Kente is a traditional fabric from Ghana made of interwoven strips of silk or cotton. Not only do the colors have meaning, but each Kente design represents a proverb. In other words, anytime someone wears Kente, they’re communicating something—often more eloquently than they could with words. Case in point: after the announcement of Ghana’s independence from Great Britain in 1957, new president Kwame Nkrumah stood waving from a balcony wearing a cloth called Adwini asa, or “I have done my best.”
One of the more famous kente designs is Emaa Da, which means “something that has not happened before,” and is worn on just such a day when that something takes place. In about as perfect an example as you can get, Kwame Nkrumah, the first president of Ghana, donned Emaa Da kente upon his release from prison—where he was being kept for opposing British colonial rule—just four days after his political party won the election.
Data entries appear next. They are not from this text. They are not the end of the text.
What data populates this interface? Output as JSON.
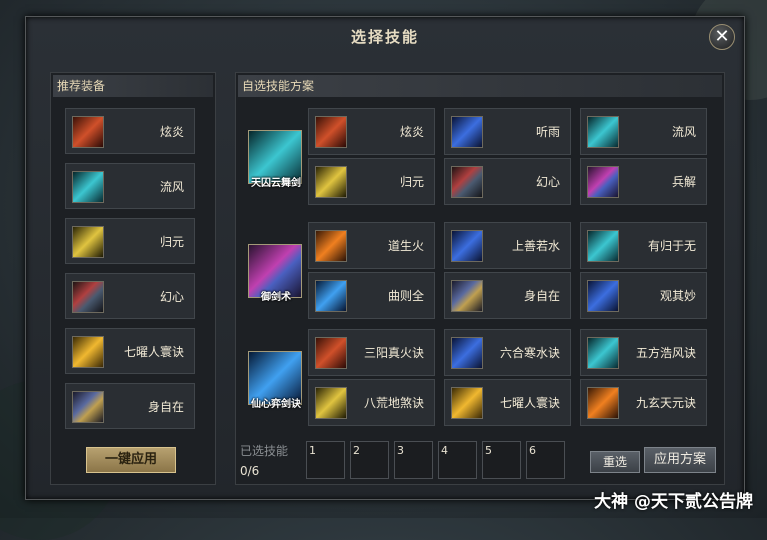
{
  "dialog": {
    "title": "选择技能"
  },
  "left_panel": {
    "header": "推荐装备",
    "items": [
      {
        "label": "炫炎",
        "icon": "flame-blade-icon"
      },
      {
        "label": "流风",
        "icon": "wind-sword-icon"
      },
      {
        "label": "归元",
        "icon": "golden-sword-icon"
      },
      {
        "label": "幻心",
        "icon": "dark-sword-icon"
      },
      {
        "label": "七曜人寰诀",
        "icon": "golden-armor-icon"
      },
      {
        "label": "身自在",
        "icon": "sword-gate-icon"
      }
    ],
    "apply_button": "一键应用"
  },
  "right_panel": {
    "header": "自选技能方案",
    "schemes": [
      {
        "name": "天囚云舞剑",
        "skills": [
          "炫炎",
          "听雨",
          "流风",
          "归元",
          "幻心",
          "兵解"
        ]
      },
      {
        "name": "御剑术",
        "skills": [
          "道生火",
          "上善若水",
          "有归于无",
          "曲则全",
          "身自在",
          "观其妙"
        ]
      },
      {
        "name": "仙心弈剑诀",
        "skills": [
          "三阳真火诀",
          "六合寒水诀",
          "五方浩风诀",
          "八荒地煞诀",
          "七曜人寰诀",
          "九玄天元诀"
        ]
      }
    ],
    "selected": {
      "label": "已选技能",
      "count": "0/6",
      "slots": [
        "1",
        "2",
        "3",
        "4",
        "5",
        "6"
      ]
    },
    "reset_button": "重选",
    "apply_button": "应用方案"
  },
  "watermark": "大神 @天下贰公告牌"
}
Another popular kente is the Oyokoman, said to be the first woven by Ota Kraban, one of the two men who invented the craft. “Oyoko” is the name of the royal Ashanti clan and the cloth that bears its name is associated with power, worn by the likes of both Muhammad Ali and Bill Clinton on their respective visits to Ghana. While its design often varies, Oyokoman cloth always features the colors red, green and gold.
Not all kente is of the presidential variety. Many of them translate to proverbs that are life lessons that anyone can relate to. Here are three of our favorites!
(1) Nykim Nykim
Vibrant reds symbolize blood and sacrifice, while yellows stand for royalty and wealth, and green connotes planting, growth, and spiritual renewal. This design represents the proverb Nkyim Nkyim, which means “life is not straight and takes many turns.” Amen to that.
(2) Obi Nkte Obi Kwan Mu Si
This proverb literally translates to “sooner or later, one could stray into another person’s path,” and the Obi Nkte Obi Kwan Mu Si design expresses the Akan philosophy that one should be tolerant if someone offends you because no one is infallible. Patience, forgiveness, reconciliation, and sympathy are all important parts of the Akan social code embodied by this cloth.
(3) Sika Fre Mogya
“Mo money mo problems,” said Biggie Smalls, who would have appreciated this Sika Fre Mogya kente, the name of which literally means “money attracts blood relations.”